Prompt: Write the data out again exactly, dropping any images it holds.

Segment Open

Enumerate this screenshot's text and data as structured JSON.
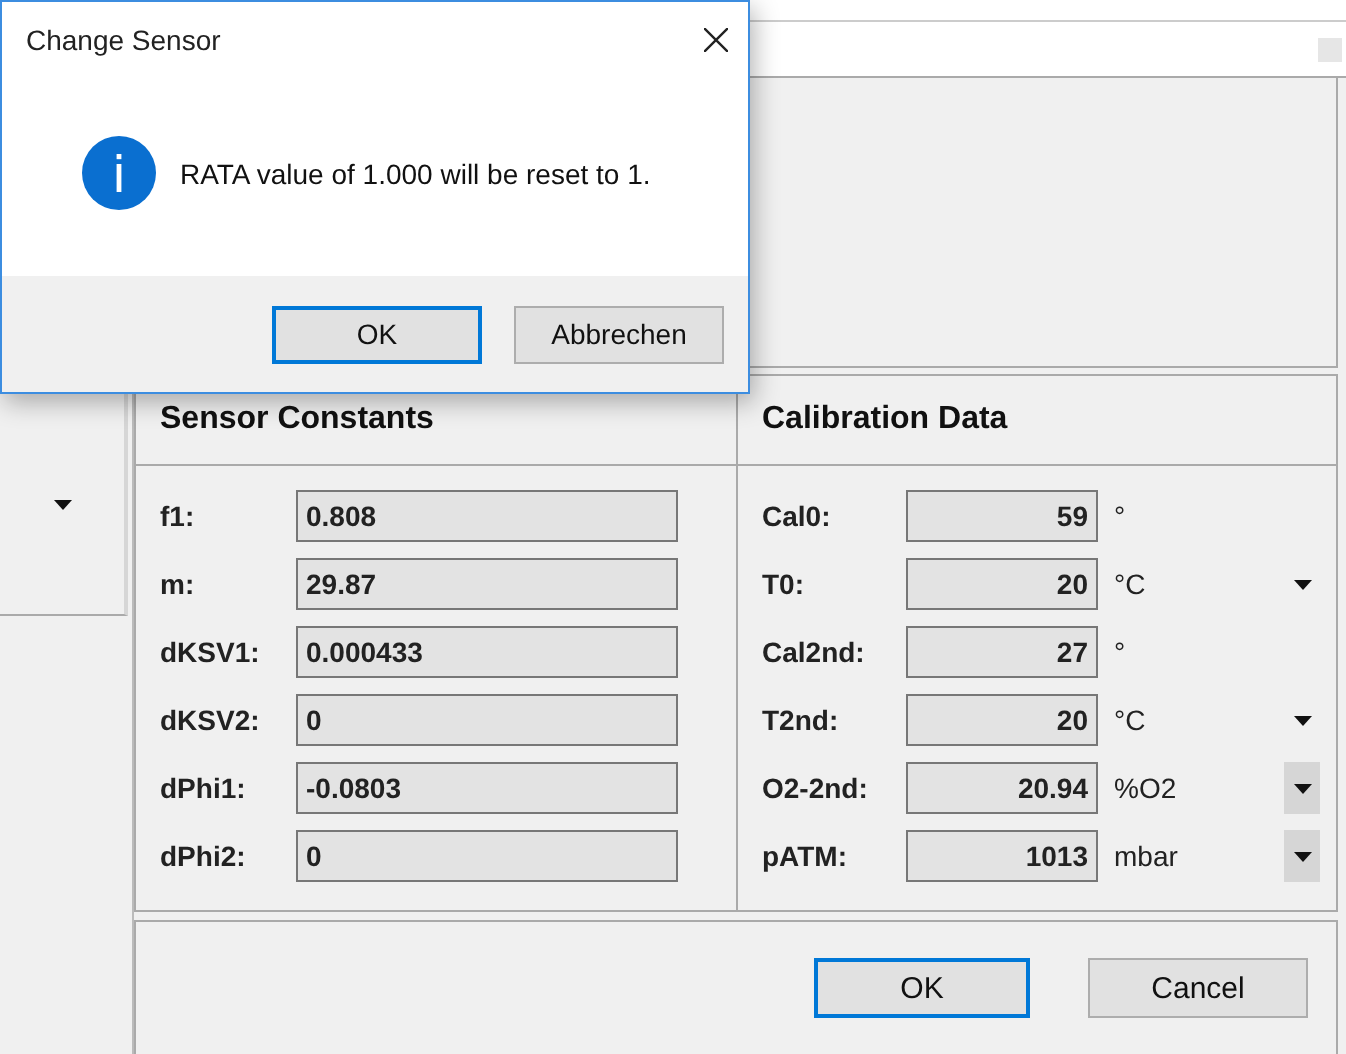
{
  "dialog": {
    "title": "Change Sensor",
    "message": "RATA value of 1.000 will be reset to 1.",
    "buttons": [
      {
        "label": "OK",
        "selected": true
      },
      {
        "label": "Abbrechen",
        "selected": false
      }
    ]
  },
  "sensor_constants": {
    "title": "Sensor Constants",
    "rows": [
      {
        "label": "f1:",
        "value": "0.808"
      },
      {
        "label": "m:",
        "value": "29.87"
      },
      {
        "label": "dKSV1:",
        "value": "0.000433"
      },
      {
        "label": "dKSV2:",
        "value": "0"
      },
      {
        "label": "dPhi1:",
        "value": "-0.0803"
      },
      {
        "label": "dPhi2:",
        "value": "0"
      }
    ]
  },
  "calibration_data": {
    "title": "Calibration Data",
    "rows": [
      {
        "label": "Cal0:",
        "value": "59",
        "unit": "°",
        "dropdown": false
      },
      {
        "label": "T0:",
        "value": "20",
        "unit": "°C",
        "dropdown": true,
        "shaded": false
      },
      {
        "label": "Cal2nd:",
        "value": "27",
        "unit": "°",
        "dropdown": false
      },
      {
        "label": "T2nd:",
        "value": "20",
        "unit": "°C",
        "dropdown": true,
        "shaded": false
      },
      {
        "label": "O2-2nd:",
        "value": "20.94",
        "unit": "%O2",
        "dropdown": true,
        "shaded": true
      },
      {
        "label": "pATM:",
        "value": "1013",
        "unit": "mbar",
        "dropdown": true,
        "shaded": true
      }
    ]
  },
  "buttons": [
    {
      "label": "OK",
      "selected": true
    },
    {
      "label": "Cancel",
      "selected": false
    }
  ]
}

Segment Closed

Task answer:
Enumerate this screenshot's text and data as structured JSON.
{
  "dialog": {
    "title": "Change Sensor",
    "message": "RATA value of 1.000 will be reset to 1.",
    "buttons": [
      {
        "label": "OK",
        "selected": true
      },
      {
        "label": "Abbrechen",
        "selected": false
      }
    ]
  },
  "sensor_constants": {
    "title": "Sensor Constants",
    "rows": [
      {
        "label": "f1:",
        "value": "0.808"
      },
      {
        "label": "m:",
        "value": "29.87"
      },
      {
        "label": "dKSV1:",
        "value": "0.000433"
      },
      {
        "label": "dKSV2:",
        "value": "0"
      },
      {
        "label": "dPhi1:",
        "value": "-0.0803"
      },
      {
        "label": "dPhi2:",
        "value": "0"
      }
    ]
  },
  "calibration_data": {
    "title": "Calibration Data",
    "rows": [
      {
        "label": "Cal0:",
        "value": "59",
        "unit": "°",
        "dropdown": false
      },
      {
        "label": "T0:",
        "value": "20",
        "unit": "°C",
        "dropdown": true,
        "shaded": false
      },
      {
        "label": "Cal2nd:",
        "value": "27",
        "unit": "°",
        "dropdown": false
      },
      {
        "label": "T2nd:",
        "value": "20",
        "unit": "°C",
        "dropdown": true,
        "shaded": false
      },
      {
        "label": "O2-2nd:",
        "value": "20.94",
        "unit": "%O2",
        "dropdown": true,
        "shaded": true
      },
      {
        "label": "pATM:",
        "value": "1013",
        "unit": "mbar",
        "dropdown": true,
        "shaded": true
      }
    ]
  },
  "buttons": [
    {
      "label": "OK",
      "selected": true
    },
    {
      "label": "Cancel",
      "selected": false
    }
  ]
}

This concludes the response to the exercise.